Revista de Sociologia e Política
versión impresa ISSN 0104-4478
Drawing on an ethnography of the author's childhood village in southwestern France, this article analyses the social uses and meaning of photographs and photographic practice in the peasant society of Béarn in the early 1960s. Photography was first introduced on the occasion of the great ceremonies of familial and collective life, such as weddings, in which it fulfills the function of affirming the unity, standing, and boundaries of the lineages involved. Such ceremonies can be photographed because they lie outside the everyday routine and they must be photographed to solemnize and materialize the image that the group intends to present of itself.
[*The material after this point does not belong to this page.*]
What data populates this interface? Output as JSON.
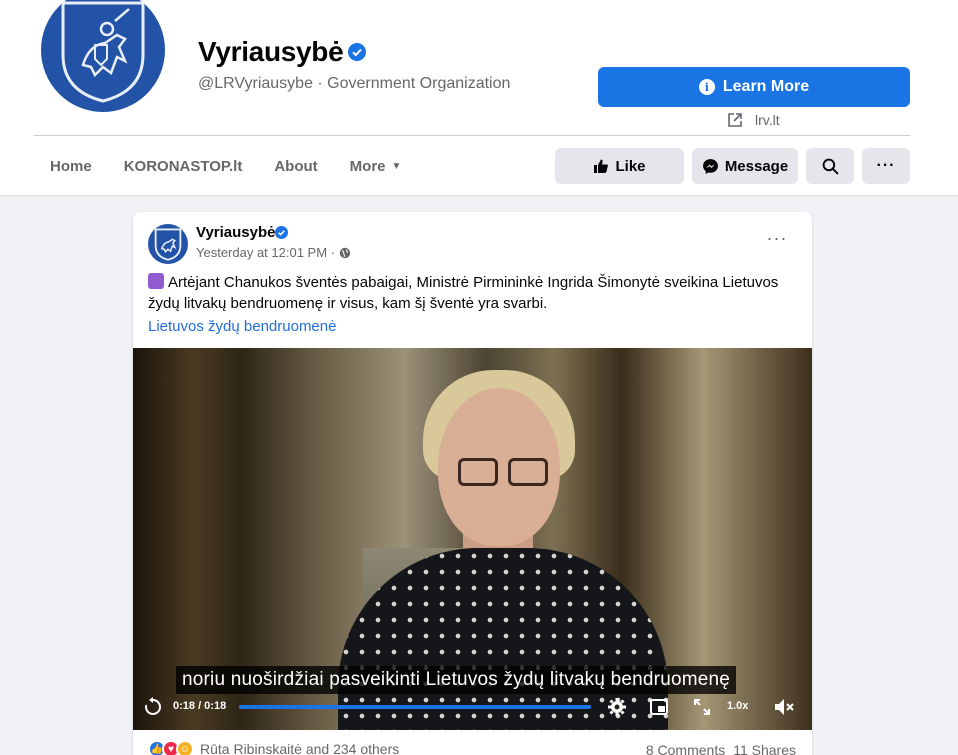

Thus photos are read and appreciated not in themselves and for themselves, in terms of their technical or aesthetic qualities, but as lay sociograms providing a visual record of extant social roles and relations.
Palabras llave : photography; peasantry; technology; kinship; aesthetics; village culture; Béarn; France.